Actor Joanna Lumley has previously spoken about filming at charity video with Charles and Camilla at their London residence Clarence House, praising the couple for being welcoming

Joanna Lumley, actress has spoken before about filming at Charles and Camilla’s London home Clarence House for charity. She praised the couple for their welcoming nature.

 Additionally, schoolchildren from Dundee, London and Rotherham who have been trained as anti-prejudice ambassadors by the Anne Frank Trust were present.

They shared the trailer of a movie they had made, in which they shared their experiences with prejudice. 

Film will be available on Holocaust Memorial Day, January 27.  They also presented the Duchess of Cornwall with a copy of Anne Frank’s diary. 

What’s Holocaust Memorial Day?

On January 1, the entire world commemorates six million Jews, and other minorities, who died in the Holocaust.

The Holocaust is also called the Shoah (in Hebrew) and refers to the Holocaust as directed by Hitler’s Nazi party.

The Soviets liberated Auschwitz, a concentration camp located in present-day Poland on January 27, 1945.

The Soviets had arrived eight months prior to the war’s end. Many were on a death march, and there was 7,000 dead and sick people left.

An estimated 1.1million people died at Auschwitz during the five-year period that Auschwitz existed. 90% of the victims were Jewish, while the remainder were mixed Romanys, Soviets and Poles.

After being transported by train across Europe, one in six Jews who died in World War II was brought to Auschwitz.

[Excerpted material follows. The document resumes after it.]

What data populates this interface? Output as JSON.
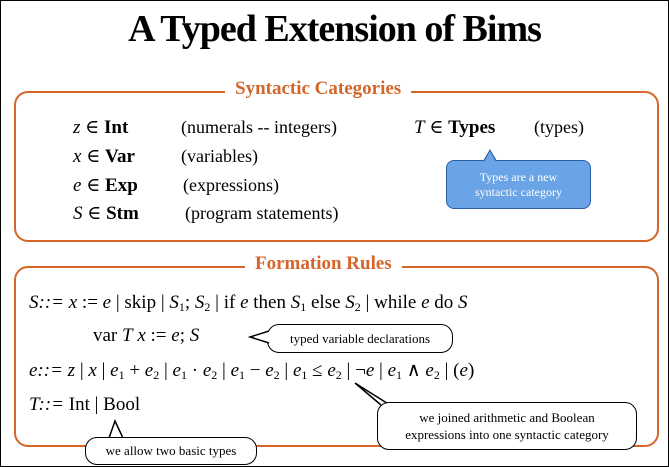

Six million Jews, men and women, died at the end of World War II in ghettos and mass shootings.

Research has also shown that 20 million deaths could result from the death of a single person.

Over the globe, there will be commemorative events to mark Holocaust Memorial Day. However, it is important to remember that other genocides such as those in Cambodia, Rwanda and Bosnia are also remembered so that racial violence can be stopped permanently.

Camilla spoke to schoolchildren and said that their understanding of the past and dedication for a better tomorrow are testaments to everyone who supports the Anne Frank Trust’s work to fight prejudice. 

Eva Schloss said it was ‘an honour’ to be with the Duchess of Cornwall in ‘remembering all those, including my father and brother, who were murdered by the Nazis just for being Jewish’.

She said, “I am deeply thankful to Her Royal Highness that she supports the Anne Frank Trust. This charity helps ensure that the Holocaust remains unforgotten and educates today’s young people against any form of discrimination or prejudice.”   

As a guest speaker, Dame Joanna Lumley (75) attended the reception. Describing the day as ‘unforgettable’, she said it was a ‘tremendous privilege’ to meet both Eva Schloss and Camilla’.

She said that she was deeply moved by the act. to join in remembering the appalling tragedy of the Holocaust’, as well as being inspired by the education the Anne Frank Trust provides to young people.   

The Holocaust Memorial Day will follow this event on January 27, 

While Camilla visited Auschwitz in 2020 to mark 75 years since the Nazi death camp was liberated, last year, the Royals had to mark the occasion online due to Covid restrictions.

Prince Charles is the patron of Holocaust Memorial Day Trust. In a video, the Royal Family paid tributes to survivors and victims. 

He declared, “This time is ours when we, in our individual ways, can shine the light so that the darkness cannot return.” 

He added that people ‘must remember’ the ‘inspiring heroism’ of those who survived persecution by the Nazis. 

But he cautioned:Also, we have seen reckless assaults against the truth as well the worrying growth in fake news and irrational ideas. They aren’t grounded in reality, but are deeply rooted within dark places of hate and fear.

“We’ve seen objectivity and reason abandoned, history dismissed, even the Holocaust ignored.  

“As I speak the last generation is passing away from this world. So the responsibility of bearing witness lies with us.  

To mark Holocaust Memorial Day this year, Prince Charles has  commissioned portraits of seven survivors, which will be displayed at an exhibition at Buckingham Palace from January 27 to February 13 and the Palace of Holyroodhouse in Edinburgh from March 17 to June 6.